Community land trusts marking a new trend for taking the initiative away from developers
Head of WWF UK: We didn’t send Cameron to the Arctic to see green ideas freeze

David Nussbaum: We didn’t send Cameron to the Arctic to see green ideas freeze

The head of WWF UK remains sanguine despite the Government’s failure to live up to its pledges on the environment
Author Kazuo Ishiguro on being inspired by shoot-outs and samurai

Author Kazuo Ishiguro on being inspired by shoot-outs and samurai

Set in a mythologised 5th-century Britain, ‘The Buried Giant’ is a strange beast
With money, corruption and drugs, this monk fears Buddhism in Thailand is a ‘poisoned fruit’

Money, corruption and drugs

The monk who fears Buddhism in Thailand is a ‘poisoned fruit’
America's first slavery museum established at Django Unchained plantation - 150 years after slavery outlawed

150 years after it was outlawed...

... America's first slavery museum is established in Louisiana
Kelly Clarkson: How I snubbed Simon Cowell and become a Grammy-winning superstar

Kelly Clarkson: How I snubbed Simon Cowell and become a Grammy-winning superstar

The first 'American Idol' winner on how she manages to remain her own woman – Jane Austen fascination and all
Tony Oursler on exploring our uneasy relationship with technology with his new show

You won't believe your eyes

Tony Oursler's new show explores our uneasy relationship with technology.

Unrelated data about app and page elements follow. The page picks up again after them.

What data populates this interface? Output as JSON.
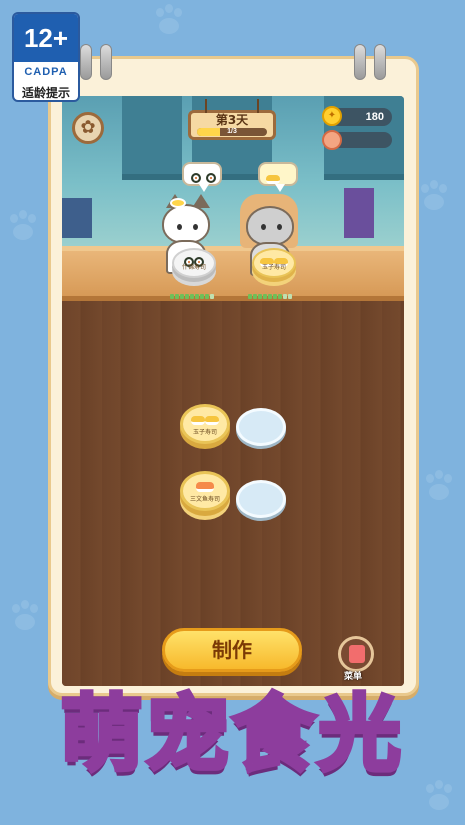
{
  "age_rating": {
    "age": "12+",
    "org": "CADPA",
    "tip": "适龄提示"
  },
  "hud": {
    "day_title": "第3天",
    "progress_text": "1/3",
    "progress_fraction": 0.33,
    "coins": "180"
  },
  "customers": [
    {
      "plate_label": "什锦寿司",
      "order": "maki"
    },
    {
      "plate_label": "玉子寿司",
      "order": "nigiri"
    }
  ],
  "kitchen": {
    "plates": [
      {
        "label": "玉子寿司"
      },
      {
        "label": "三文鱼寿司"
      }
    ]
  },
  "buttons": {
    "make": "制作",
    "menu": "菜单"
  },
  "title": "萌宠食光",
  "colors": {
    "accent": "#f7b92c",
    "title_fill": "#ffb8c4",
    "title_stroke": "#8d3d9d",
    "background": "#7fb3de"
  }
}
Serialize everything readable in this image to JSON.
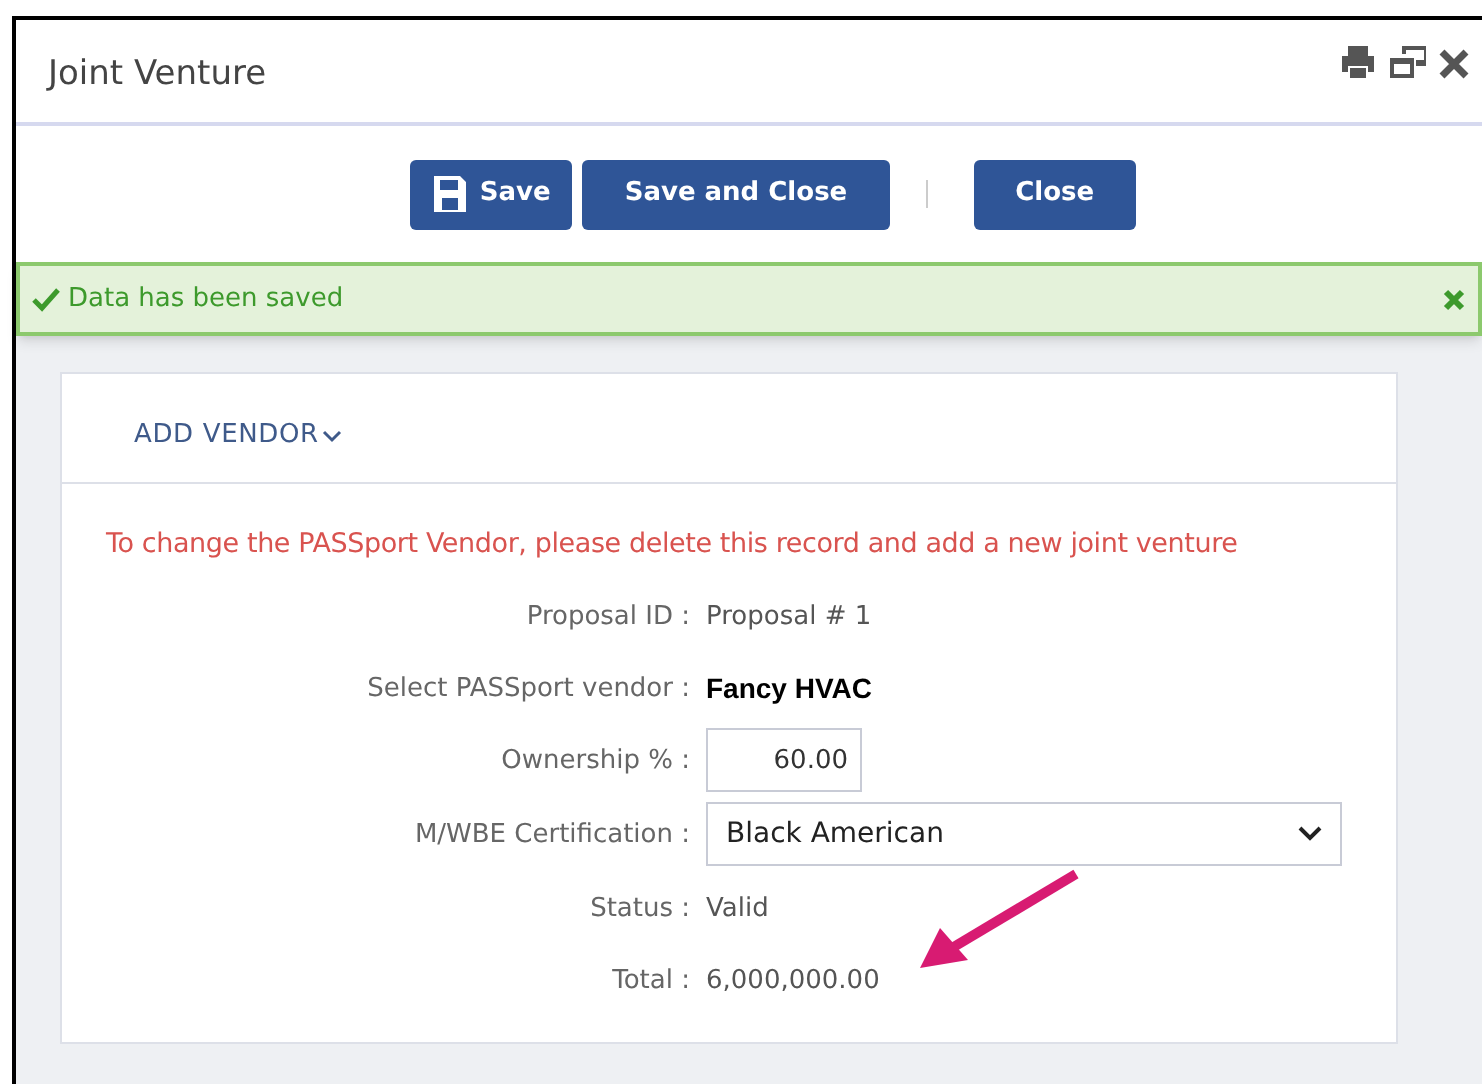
{
  "window": {
    "title": "Joint Venture"
  },
  "toolbar": {
    "buttons": [
      {
        "label": "Save",
        "kind": "save"
      },
      {
        "label": "Save and Close",
        "kind": "plain"
      },
      {
        "label": "Close",
        "kind": "plain"
      }
    ]
  },
  "alert": {
    "message": "Data has been saved"
  },
  "card": {
    "menu": "ADD VENDOR",
    "warning": "To change the PASSport Vendor, please delete this record and add a new joint venture",
    "fields": [
      {
        "label": "Proposal ID :",
        "value": "Proposal # 1",
        "kind": "text"
      },
      {
        "label": "Select PASSport vendor :",
        "value": "Fancy HVAC",
        "kind": "bold"
      },
      {
        "label": "Ownership % :",
        "value": "60.00",
        "kind": "input"
      },
      {
        "label": "M/WBE Certification :",
        "value": "Black American",
        "kind": "select"
      },
      {
        "label": "Status :",
        "value": "Valid",
        "kind": "text"
      },
      {
        "label": "Total :",
        "value": "6,000,000.00",
        "kind": "text"
      }
    ]
  }
}
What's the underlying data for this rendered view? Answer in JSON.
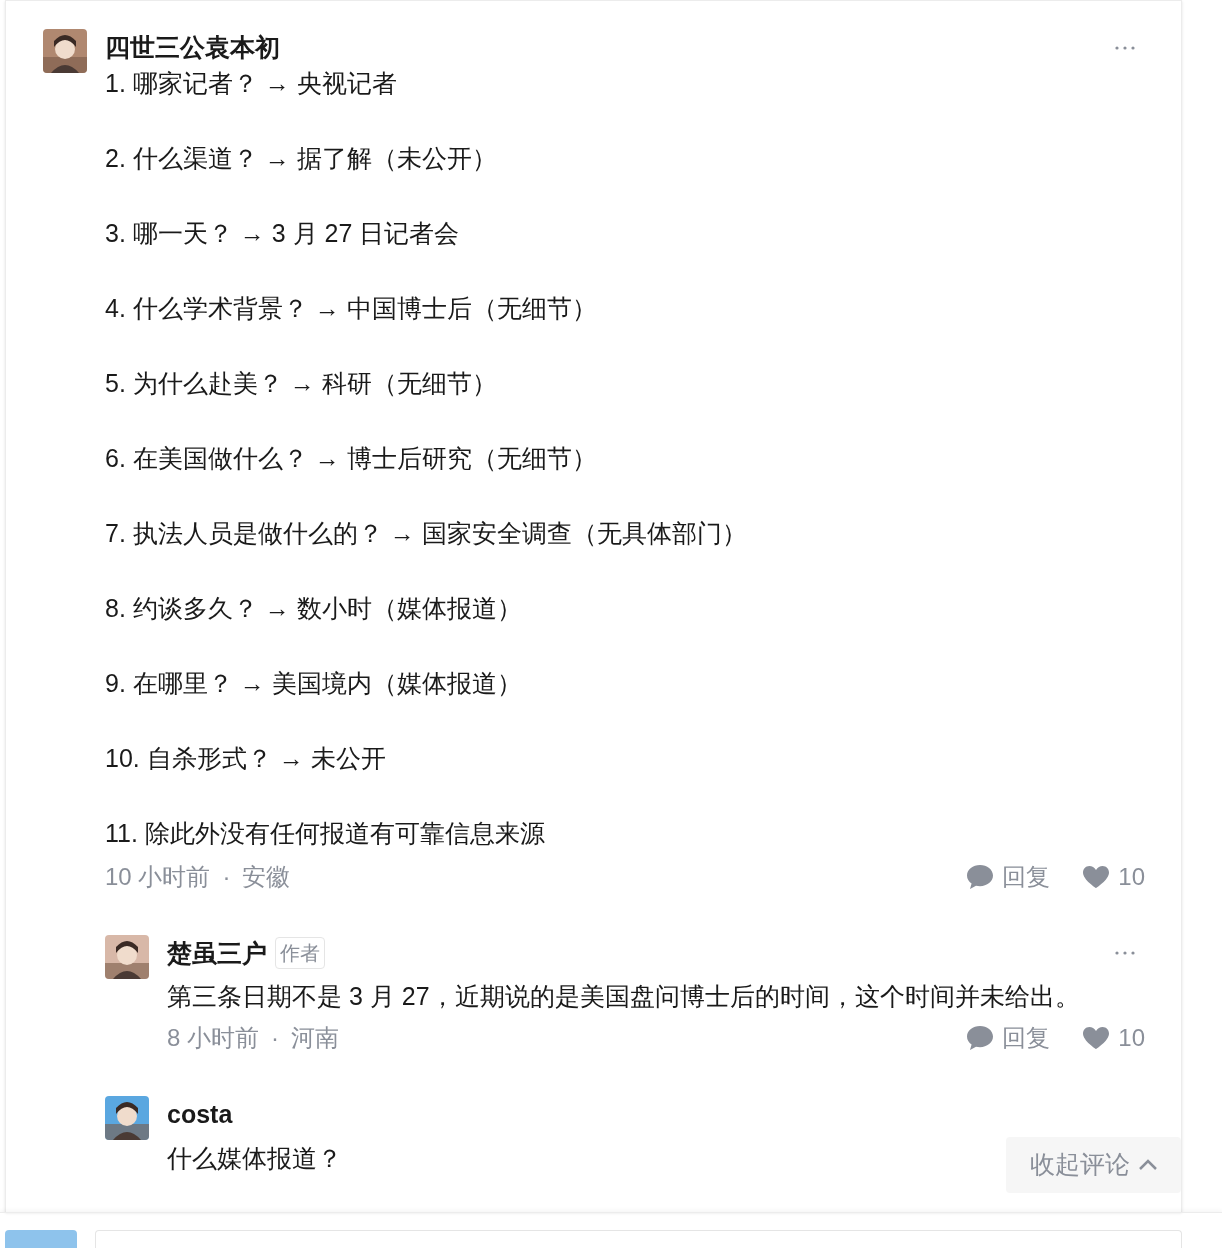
{
  "comment": {
    "author": "四世三公袁本初",
    "lines": [
      "1. 哪家记者？ → 央视记者",
      "2. 什么渠道？ → 据了解（未公开）",
      "3. 哪一天？ → 3 月 27 日记者会",
      "4. 什么学术背景？ → 中国博士后（无细节）",
      "5. 为什么赴美？ → 科研（无细节）",
      "6. 在美国做什么？ → 博士后研究（无细节）",
      "7. 执法人员是做什么的？ → 国家安全调查（无具体部门）",
      "8. 约谈多久？ → 数小时（媒体报道）",
      "9. 在哪里？ → 美国境内（媒体报道）",
      "10. 自杀形式？ → 未公开",
      "11. 除此外没有任何报道有可靠信息来源"
    ],
    "time": "10 小时前",
    "separator": "·",
    "location": "安徽",
    "reply_label": "回复",
    "likes": "10"
  },
  "replies": [
    {
      "author": "楚虽三户",
      "badge": "作者",
      "text": "第三条日期不是 3 月 27，近期说的是美国盘问博士后的时间，这个时间并未给出。",
      "time": "8 小时前",
      "separator": "·",
      "location": "河南",
      "reply_label": "回复",
      "likes": "10"
    },
    {
      "author": "costa",
      "text": "什么媒体报道？"
    }
  ],
  "collapse_button": "收起评论"
}
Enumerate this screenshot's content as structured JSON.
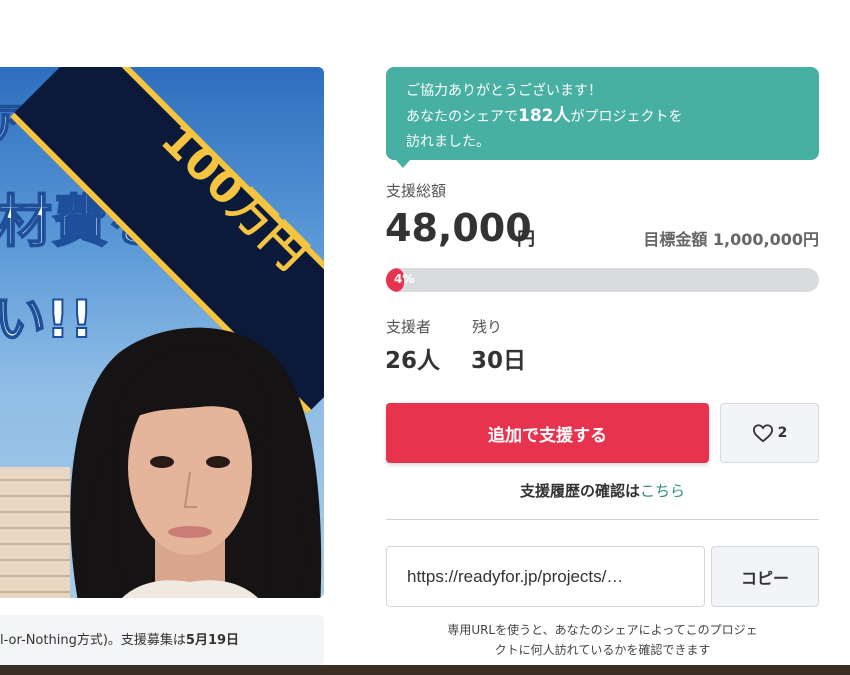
{
  "hero": {
    "text_line1": "アへ",
    "text_line2": "材費を",
    "text_line3": "い!!",
    "sash_text": "100万円"
  },
  "caption": {
    "prefix": "l-or-Nothing方式)。支援募集は",
    "date": "5月19日"
  },
  "share_toast": {
    "line1": "ご協力ありがとうございます！",
    "line2_prefix": "あなたのシェアで",
    "count": "182人",
    "line2_suffix": "がプロジェクトを",
    "line3": "訪れました。",
    "color": "#47b0a2"
  },
  "funding": {
    "total_label": "支援総額",
    "amount": "48,000",
    "currency": "円",
    "goal_label": "目標金額",
    "goal_amount": "1,000,000円",
    "progress_percent": 4,
    "progress_label": "4%"
  },
  "stats": {
    "supporters_label": "支援者",
    "supporters_value": "26人",
    "remaining_label": "残り",
    "remaining_value": "30日"
  },
  "actions": {
    "support_button": "追加で支援する",
    "favorite_count": "2",
    "history_text": "支援履歴の確認は",
    "history_link": "こちら",
    "accent_color": "#e8334f"
  },
  "share": {
    "url_value": "https://readyfor.jp/projects/…",
    "copy_button": "コピー",
    "note_line1": "専用URLを使うと、あなたのシェアによってこのプロジェ",
    "note_line2": "クトに何人訪れているかを確認できます"
  }
}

He's one of a growing number of artists with that preoccupation
Ian Herbert: Peter Moores must go. He should never have been brought back to fail again

Moores must go. He should never have been brought back to fail again

The England coach leaves players to find solutions - which makes you wonder where he adds value, says Ian Herbert
War with Isis: Fears that the looming battle for Mosul will unleash 'a million refugees'

The battle for Mosul will unleash 'a million refugees'

Aid agencies prepare for vast exodus following planned Iraqi offensive against the Isis-held city, reports Patrick Cockburn